• [Task goal]: Skip every image and restate the data word for word.

• [Entries shown]:
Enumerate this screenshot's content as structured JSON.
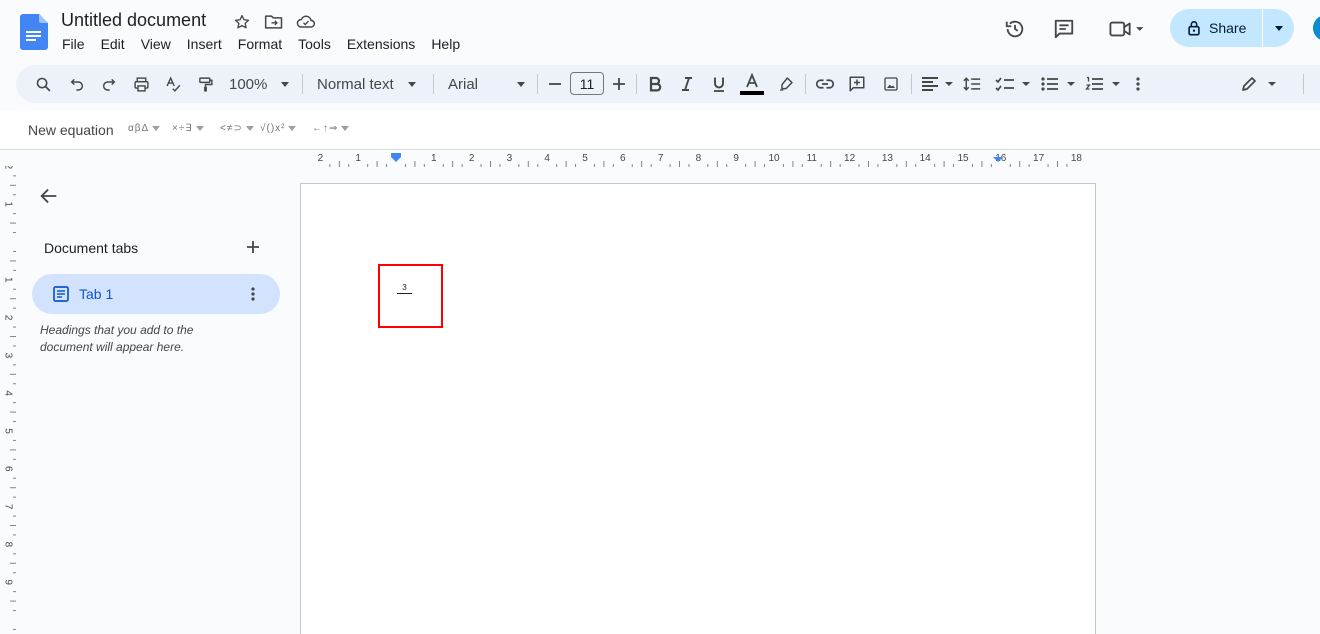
{
  "document": {
    "title": "Untitled document"
  },
  "menu": [
    "File",
    "Edit",
    "View",
    "Insert",
    "Format",
    "Tools",
    "Extensions",
    "Help"
  ],
  "header": {
    "share_label": "Share"
  },
  "toolbar": {
    "zoom": "100%",
    "style": "Normal text",
    "font": "Arial",
    "font_size": "11"
  },
  "equation_bar": {
    "new_equation": "New equation",
    "groups": [
      "αβΔ",
      "×÷∃",
      "<≠⊃",
      "√()x²",
      "←↑⇒"
    ]
  },
  "ruler": {
    "horizontal_labels": [
      "2",
      "1",
      "1",
      "2",
      "3",
      "4",
      "5",
      "6",
      "7",
      "8",
      "9",
      "10",
      "11",
      "12",
      "13",
      "14",
      "15",
      "16",
      "17",
      "18"
    ],
    "vertical_labels": [
      "2",
      "1",
      "1",
      "2",
      "3",
      "4",
      "5",
      "6",
      "7",
      "8",
      "9"
    ]
  },
  "side_panel": {
    "title": "Document tabs",
    "tabs": [
      {
        "label": "Tab 1"
      }
    ],
    "hint": "Headings that you add to the document will appear here."
  },
  "page": {
    "equation_numerator": "3"
  },
  "colors": {
    "accent": "#0b57d0",
    "share_bg": "#c2e7ff",
    "tab_bg": "#d3e3fd",
    "highlight": "#ff0000",
    "toolbar_bg": "#edf2fa"
  }
}
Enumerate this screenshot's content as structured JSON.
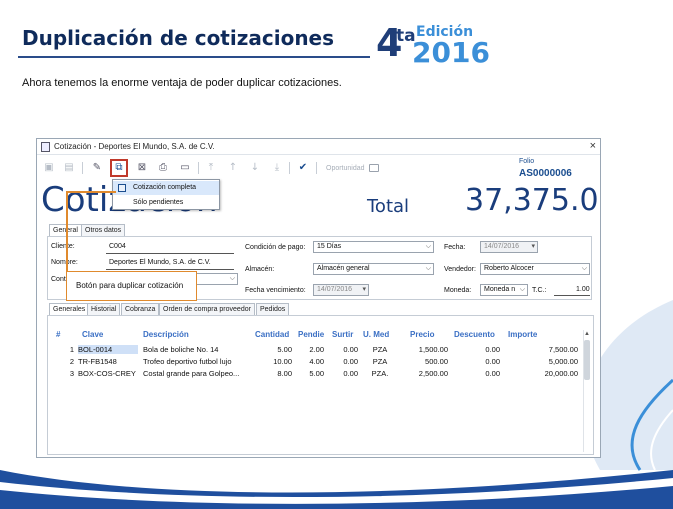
{
  "slide": {
    "title": "Duplicación de cotizaciones",
    "edition_number": "4",
    "edition_suffix": "ta",
    "edition_word": "Edición",
    "edition_year": "2016",
    "subtitle": "Ahora tenemos la enorme ventaja de poder duplicar cotizaciones.",
    "colors": {
      "title": "#0f2b5b",
      "accent": "#3b8fd8",
      "callout": "#e08a2d",
      "highlight": "#c0392b"
    }
  },
  "window": {
    "title": "Cotización - Deportes El Mundo, S.A. de C.V.",
    "close_glyph": "×",
    "toolbar": {
      "oportunidad_label": "Oportunidad",
      "icons": [
        "save-icon",
        "save-close-icon",
        "edit-icon",
        "duplicate-icon",
        "delete-icon",
        "print-icon",
        "preview-icon",
        "move-first-icon",
        "move-up-icon",
        "move-down-icon",
        "move-last-icon",
        "check-icon",
        "folder-icon"
      ]
    },
    "folio": {
      "label": "Folio",
      "value": "AS0000006"
    },
    "heading": "Cotización",
    "total_label": "Total",
    "total_value": "37,375.00",
    "dropdown": {
      "items": [
        {
          "label": "Cotización completa",
          "active": true
        },
        {
          "label": "Sólo pendientes",
          "active": false
        }
      ]
    },
    "top_tabs": [
      "General",
      "Otros datos"
    ],
    "form": {
      "cliente_label": "Cliente:",
      "cliente_value": "C004",
      "nombre_label": "Nombre:",
      "nombre_value": "Deportes El Mundo, S.A. de C.V.",
      "contacto_label": "Contacto:",
      "condicion_label": "Condición de pago:",
      "condicion_value": "15 Días",
      "almacen_label": "Almacén:",
      "almacen_value": "Almacén general",
      "vencimiento_label": "Fecha vencimiento:",
      "vencimiento_value": "14/07/2016",
      "fecha_label": "Fecha:",
      "fecha_value": "14/07/2016",
      "vendedor_label": "Vendedor:",
      "vendedor_value": "Roberto Alcocer",
      "moneda_label": "Moneda:",
      "moneda_value": "Moneda n",
      "tc_label": "T.C.:",
      "tc_value": "1.00"
    },
    "callout_text": "Botón para duplicar cotización",
    "bottom_tabs": [
      "Generales",
      "Historial",
      "Cobranza",
      "Orden de compra proveedor",
      "Pedidos"
    ],
    "table": {
      "headers": [
        "#",
        "Clave",
        "Descripción",
        "Cantidad",
        "Pendie",
        "Surtir",
        "U. Med",
        "Precio",
        "Descuento",
        "Importe"
      ],
      "rows": [
        [
          "1",
          "BOL-0014",
          "Bola de boliche No. 14",
          "5.00",
          "2.00",
          "0.00",
          "PZA",
          "1,500.00",
          "0.00",
          "7,500.00"
        ],
        [
          "2",
          "TR-FB1548",
          "Trofeo deportivo futbol lujo",
          "10.00",
          "4.00",
          "0.00",
          "PZA",
          "500.00",
          "0.00",
          "5,000.00"
        ],
        [
          "3",
          "BOX-COS-CREY",
          "Costal grande para Golpeo...",
          "8.00",
          "5.00",
          "0.00",
          "PZA.",
          "2,500.00",
          "0.00",
          "20,000.00"
        ]
      ]
    }
  }
}
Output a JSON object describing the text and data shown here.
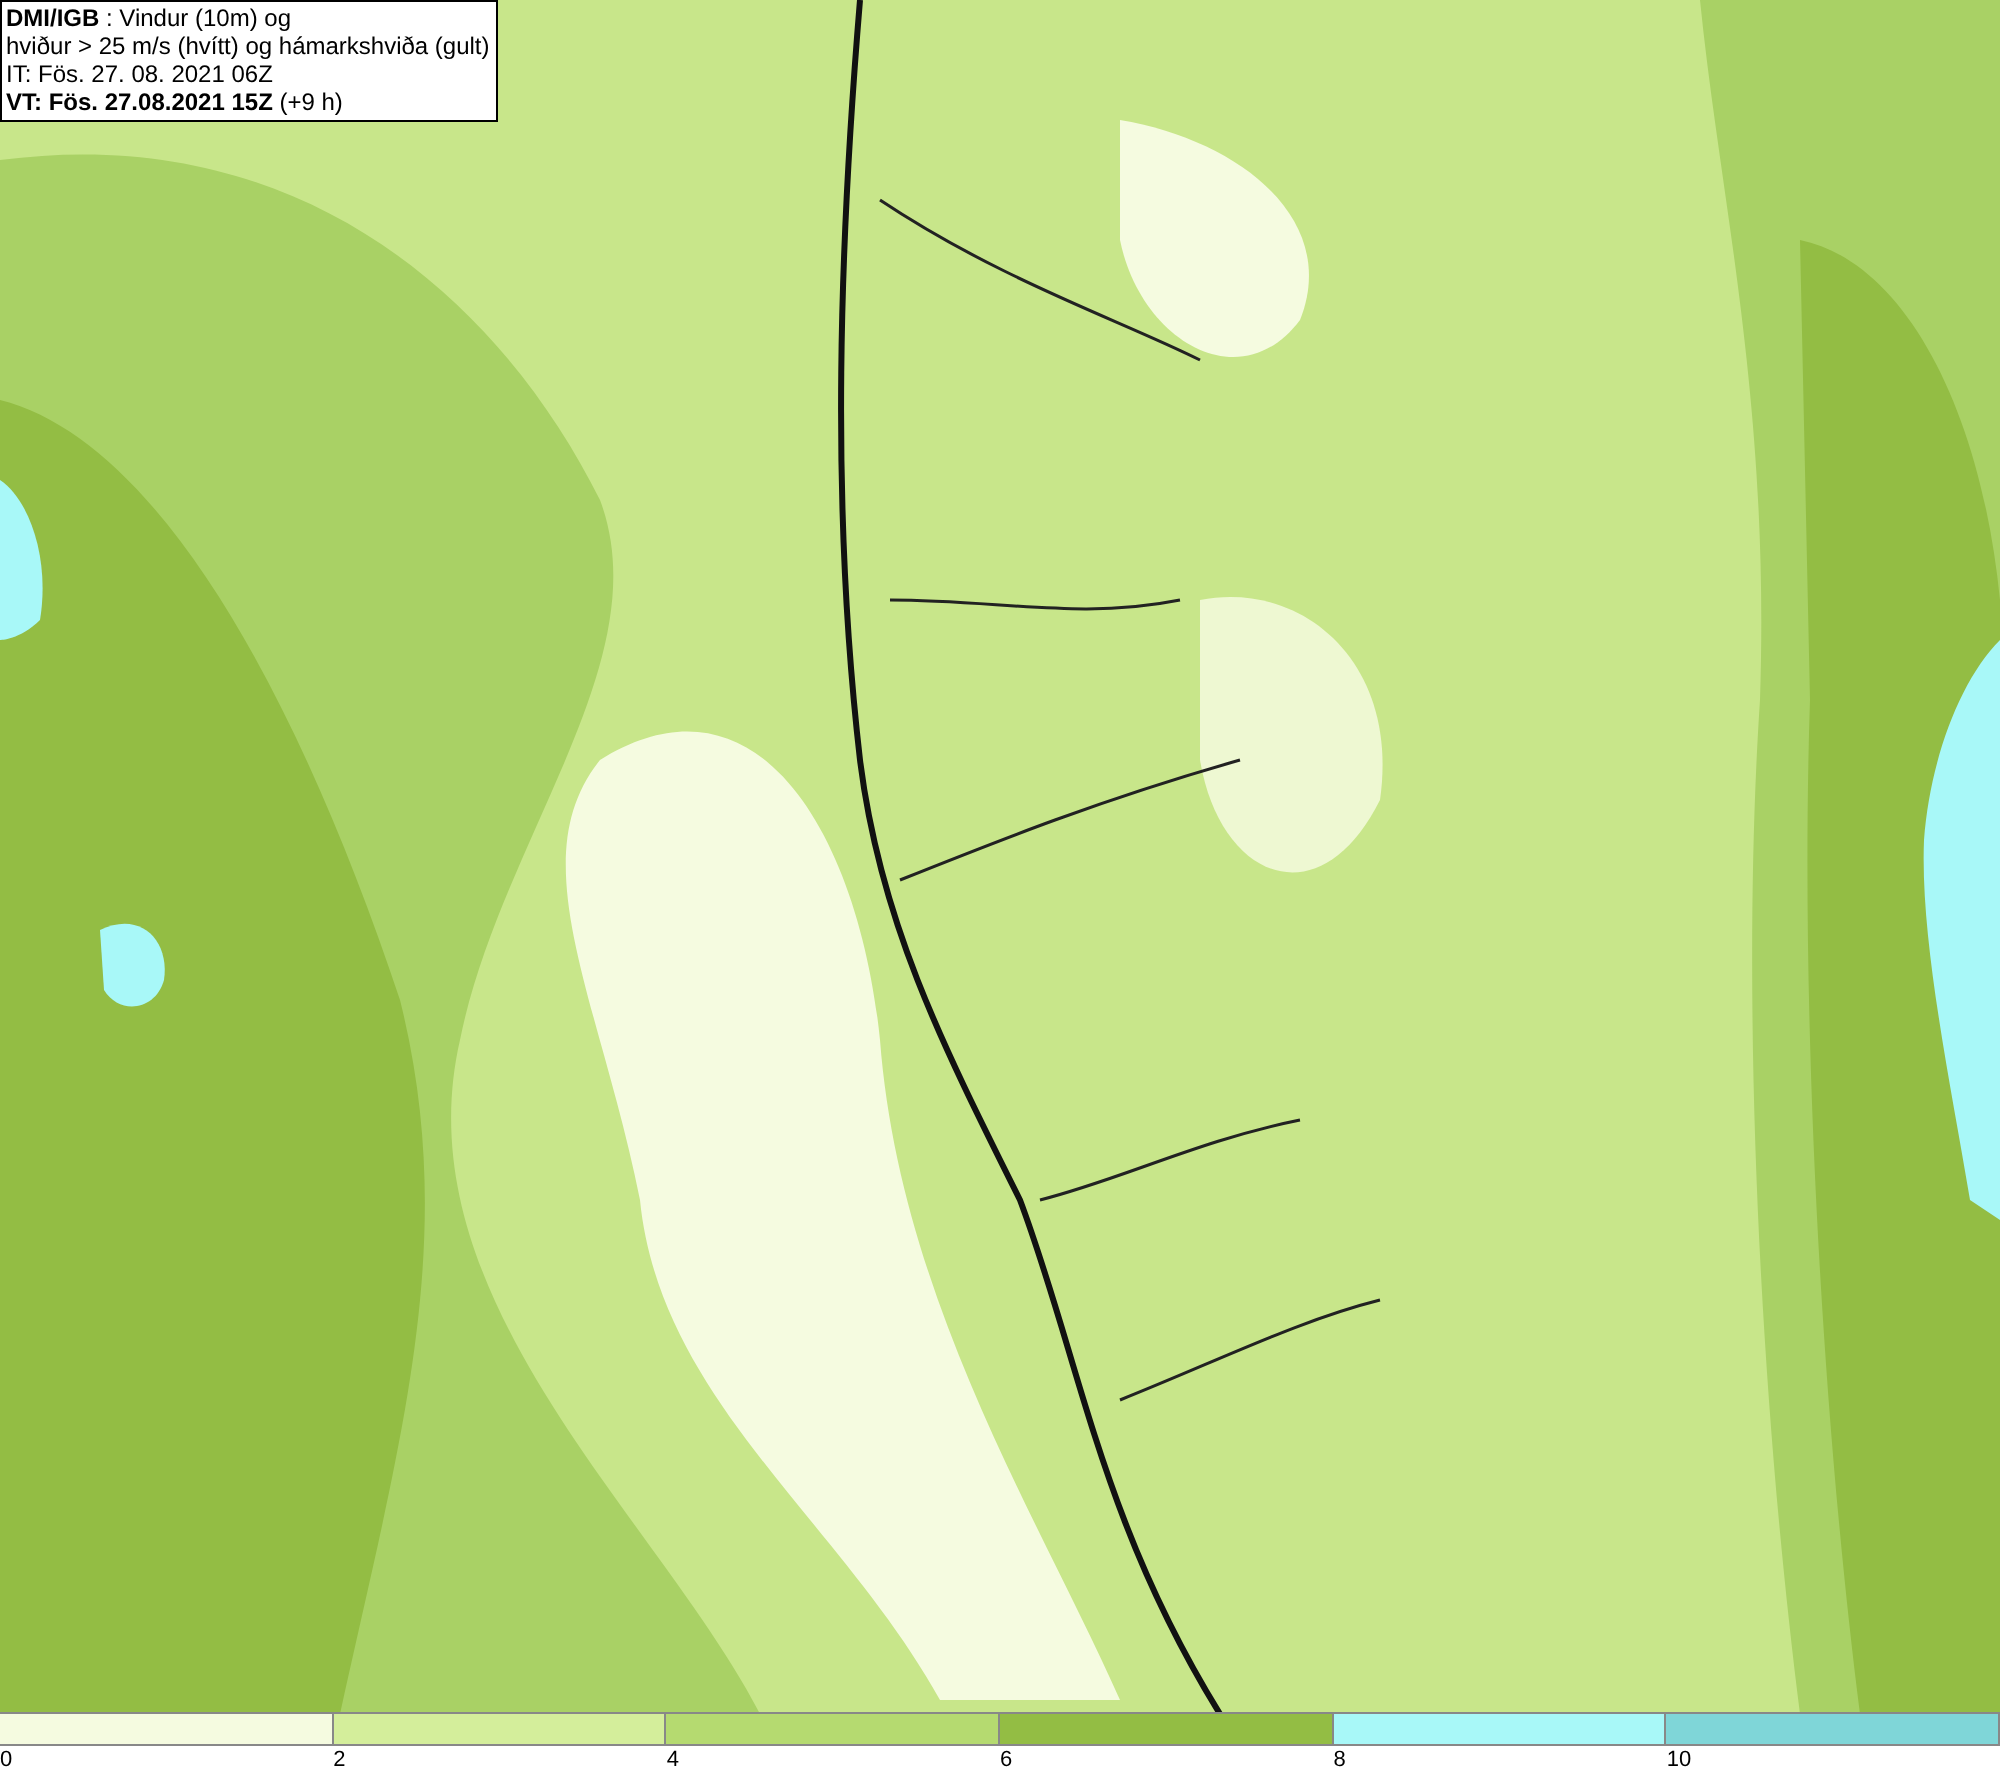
{
  "title_box": {
    "lines": [
      "**DMI/IGB** : Vindur (10m) og",
      "hviður > 25 m/s (hvítt) og hámarkshviða (gult)",
      "IT: Fös. 27. 08. 2021 06Z",
      "**VT: Fös. 27.08.2021 15Z** (+9 h)"
    ]
  },
  "legend": {
    "bins": [
      {
        "color": "#f5fbe0"
      },
      {
        "color": "#d4ee9b"
      },
      {
        "color": "#b5da70"
      },
      {
        "color": "#93bd44"
      },
      {
        "color": "#a8f8f8"
      },
      {
        "color": "#7fd6d8"
      }
    ],
    "ticks": [
      "0",
      "2",
      "4",
      "6",
      "8",
      "10"
    ]
  }
}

• [Your solution]:
Enumerate this screenshot's content as structured JSON.
{
  "document": {
    "title": "Untitled document"
  },
  "menu": [
    "File",
    "Edit",
    "View",
    "Insert",
    "Format",
    "Tools",
    "Extensions",
    "Help"
  ],
  "header": {
    "share_label": "Share"
  },
  "toolbar": {
    "zoom": "100%",
    "style": "Normal text",
    "font": "Arial",
    "font_size": "11"
  },
  "equation_bar": {
    "new_equation": "New equation",
    "groups": [
      "αβΔ",
      "×÷∃",
      "<≠⊃",
      "√()x²",
      "←↑⇒"
    ]
  },
  "ruler": {
    "horizontal_labels": [
      "2",
      "1",
      "1",
      "2",
      "3",
      "4",
      "5",
      "6",
      "7",
      "8",
      "9",
      "10",
      "11",
      "12",
      "13",
      "14",
      "15",
      "16",
      "17",
      "18"
    ],
    "vertical_labels": [
      "2",
      "1",
      "1",
      "2",
      "3",
      "4",
      "5",
      "6",
      "7",
      "8",
      "9"
    ]
  },
  "side_panel": {
    "title": "Document tabs",
    "tabs": [
      {
        "label": "Tab 1"
      }
    ],
    "hint": "Headings that you add to the document will appear here."
  },
  "page": {
    "equation_numerator": "3"
  },
  "colors": {
    "accent": "#0b57d0",
    "share_bg": "#c2e7ff",
    "tab_bg": "#d3e3fd",
    "highlight": "#ff0000",
    "toolbar_bg": "#edf2fa"
  }
}
Enumerate this screenshot's content as structured JSON.
{
  "slide": {
    "title": "Duplicación de cotizaciones",
    "edition_number": "4",
    "edition_suffix": "ta",
    "edition_word": "Edición",
    "edition_year": "2016",
    "subtitle": "Ahora tenemos la enorme ventaja de poder duplicar cotizaciones.",
    "colors": {
      "title": "#0f2b5b",
      "accent": "#3b8fd8",
      "callout": "#e08a2d",
      "highlight": "#c0392b"
    }
  },
  "window": {
    "title": "Cotización - Deportes El Mundo, S.A. de C.V.",
    "close_glyph": "×",
    "toolbar": {
      "oportunidad_label": "Oportunidad",
      "icons": [
        "save-icon",
        "save-close-icon",
        "edit-icon",
        "duplicate-icon",
        "delete-icon",
        "print-icon",
        "preview-icon",
        "move-first-icon",
        "move-up-icon",
        "move-down-icon",
        "move-last-icon",
        "check-icon",
        "folder-icon"
      ]
    },
    "folio": {
      "label": "Folio",
      "value": "AS0000006"
    },
    "heading": "Cotización",
    "total_label": "Total",
    "total_value": "37,375.00",
    "dropdown": {
      "items": [
        {
          "label": "Cotización completa",
          "active": true
        },
        {
          "label": "Sólo pendientes",
          "active": false
        }
      ]
    },
    "top_tabs": [
      "General",
      "Otros datos"
    ],
    "form": {
      "cliente_label": "Cliente:",
      "cliente_value": "C004",
      "nombre_label": "Nombre:",
      "nombre_value": "Deportes El Mundo, S.A. de C.V.",
      "contacto_label": "Contacto:",
      "condicion_label": "Condición de pago:",
      "condicion_value": "15 Días",
      "almacen_label": "Almacén:",
      "almacen_value": "Almacén general",
      "vencimiento_label": "Fecha vencimiento:",
      "vencimiento_value": "14/07/2016",
      "fecha_label": "Fecha:",
      "fecha_value": "14/07/2016",
      "vendedor_label": "Vendedor:",
      "vendedor_value": "Roberto Alcocer",
      "moneda_label": "Moneda:",
      "moneda_value": "Moneda n",
      "tc_label": "T.C.:",
      "tc_value": "1.00"
    },
    "callout_text": "Botón para duplicar cotización",
    "bottom_tabs": [
      "Generales",
      "Historial",
      "Cobranza",
      "Orden de compra proveedor",
      "Pedidos"
    ],
    "table": {
      "headers": [
        "#",
        "Clave",
        "Descripción",
        "Cantidad",
        "Pendie",
        "Surtir",
        "U. Med",
        "Precio",
        "Descuento",
        "Importe"
      ],
      "rows": [
        [
          "1",
          "BOL-0014",
          "Bola de boliche No. 14",
          "5.00",
          "2.00",
          "0.00",
          "PZA",
          "1,500.00",
          "0.00",
          "7,500.00"
        ],
        [
          "2",
          "TR-FB1548",
          "Trofeo deportivo futbol lujo",
          "10.00",
          "4.00",
          "0.00",
          "PZA",
          "500.00",
          "0.00",
          "5,000.00"
        ],
        [
          "3",
          "BOX-COS-CREY",
          "Costal grande para Golpeo...",
          "8.00",
          "5.00",
          "0.00",
          "PZA.",
          "2,500.00",
          "0.00",
          "20,000.00"
        ]
      ]
    }
  }
}
Output a JSON object describing the text and data shown here.
{
  "title_box": {
    "lines": [
      "**DMI/IGB** : Vindur (10m) og",
      "hviður > 25 m/s (hvítt) og hámarkshviða (gult)",
      "IT: Fös. 27. 08. 2021 06Z",
      "**VT: Fös. 27.08.2021 15Z** (+9 h)"
    ]
  },
  "legend": {
    "bins": [
      {
        "color": "#f5fbe0"
      },
      {
        "color": "#d4ee9b"
      },
      {
        "color": "#b5da70"
      },
      {
        "color": "#93bd44"
      },
      {
        "color": "#a8f8f8"
      },
      {
        "color": "#7fd6d8"
      }
    ],
    "ticks": [
      "0",
      "2",
      "4",
      "6",
      "8",
      "10"
    ]
  }
}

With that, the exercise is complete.